What you should do ▸ Among the following entries, count the lines that contain "title" and report only the result.

Data in this exercise ▸
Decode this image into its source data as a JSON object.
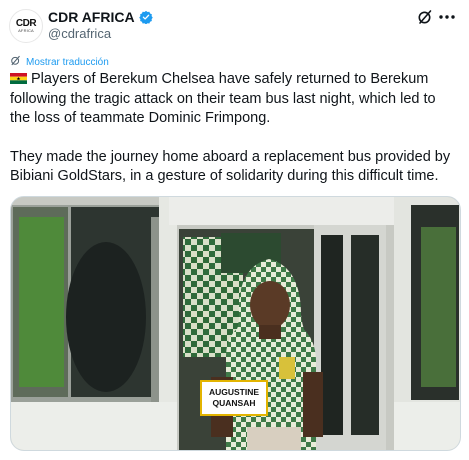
{
  "account": {
    "logo_text": "CDR",
    "logo_subtext": "AFRICA",
    "name": "CDR AFRICA",
    "handle": "@cdrafrica",
    "verified_color": "#1d9bf0"
  },
  "actions": {
    "grok_icon": "grok-slash-icon",
    "more_icon": "more-horizontal-icon"
  },
  "translate": {
    "label": "Mostrar traducción",
    "color": "#1d9bf0"
  },
  "tweet": {
    "paragraph_1": "Players of Berekum Chelsea have safely returned to Berekum following the tragic attack on their team bus last night, which led to the loss of teammate Dominic Frimpong.",
    "paragraph_2": "They made the journey home aboard a replacement bus provided by Bibiani GoldStars, in a gesture of solidarity during this difficult time.",
    "flag": "ghana-flag-emoji"
  },
  "media": {
    "caption_line_1": "AUGUSTINE",
    "caption_line_2": "QUANSAH"
  }
}
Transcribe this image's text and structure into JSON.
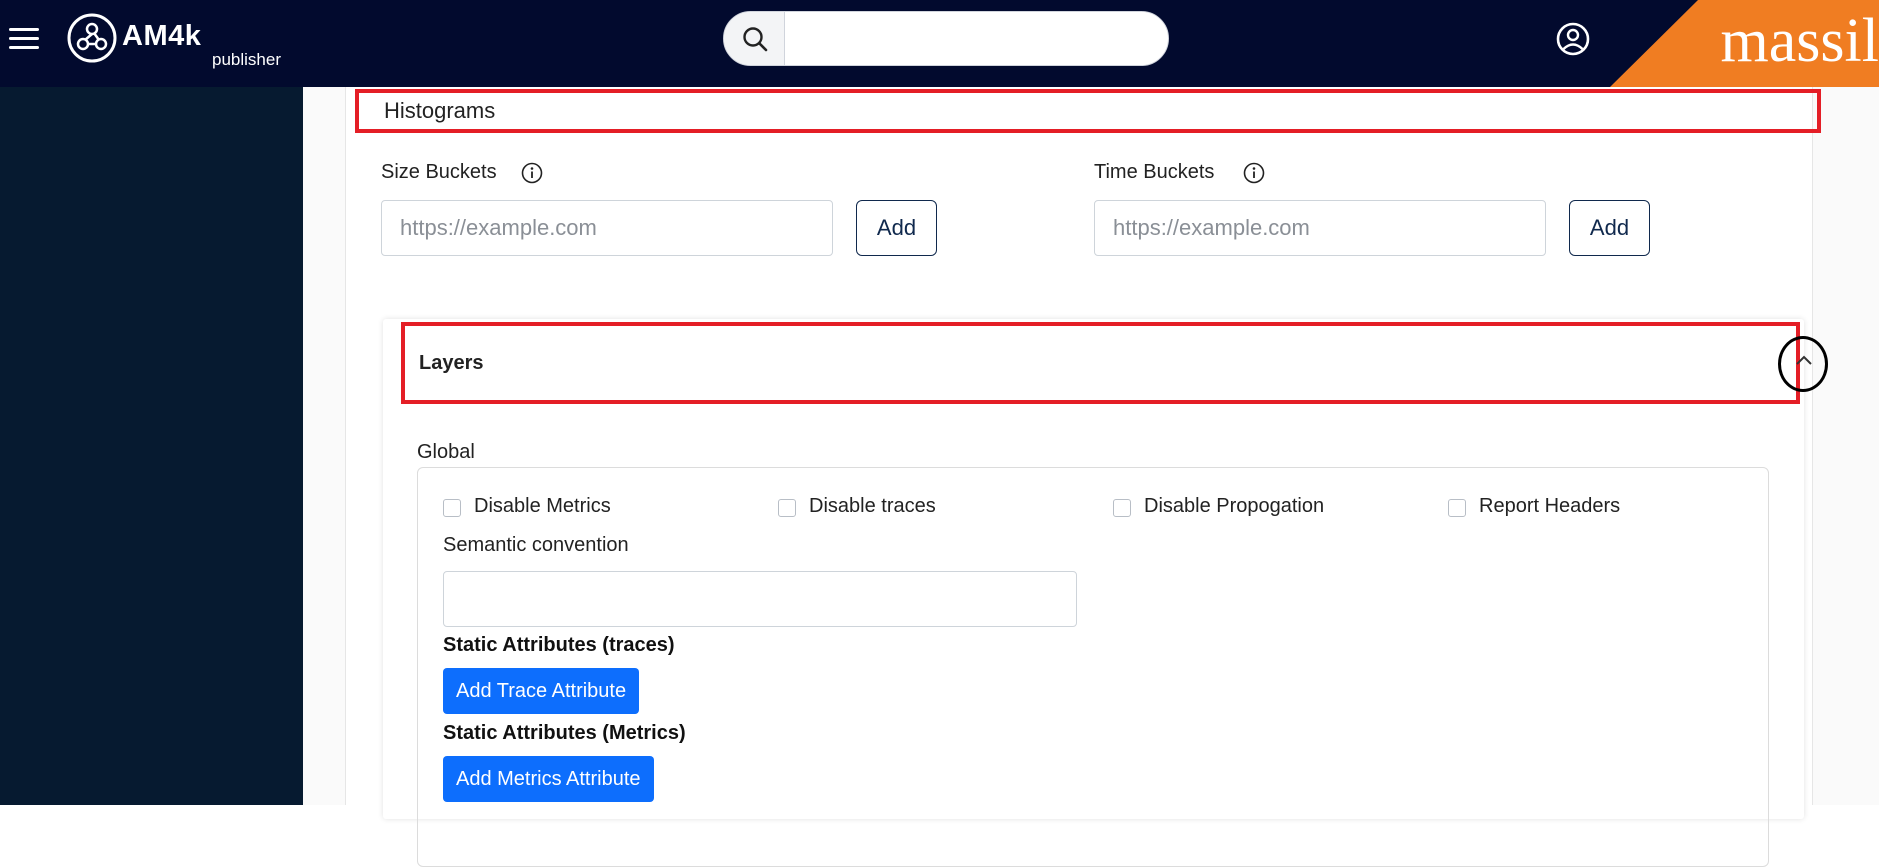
{
  "header": {
    "logo_text": "AM4k",
    "logo_sub": "publisher",
    "search": {
      "placeholder": "",
      "value": ""
    },
    "brand_text": "massil"
  },
  "histograms": {
    "title": "Histograms",
    "size_buckets": {
      "label": "Size Buckets",
      "placeholder": "https://example.com",
      "add_label": "Add"
    },
    "time_buckets": {
      "label": "Time Buckets",
      "placeholder": "https://example.com",
      "add_label": "Add"
    }
  },
  "layers": {
    "title": "Layers",
    "global_label": "Global",
    "checkboxes": [
      {
        "label": "Disable Metrics",
        "checked": false
      },
      {
        "label": "Disable traces",
        "checked": false
      },
      {
        "label": "Disable Propogation",
        "checked": false
      },
      {
        "label": "Report Headers",
        "checked": false
      }
    ],
    "semantic_convention": {
      "label": "Semantic convention",
      "value": ""
    },
    "static_traces": {
      "title": "Static Attributes (traces)",
      "button": "Add Trace Attribute"
    },
    "static_metrics": {
      "title": "Static Attributes (Metrics)",
      "button": "Add Metrics Attribute"
    }
  },
  "colors": {
    "topbar": "#020a2e",
    "sidebar": "#061a30",
    "brand": "#f07d22",
    "highlight": "#e41e26",
    "primary_button": "#0d6efd"
  }
}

Exercise answer ▸ 4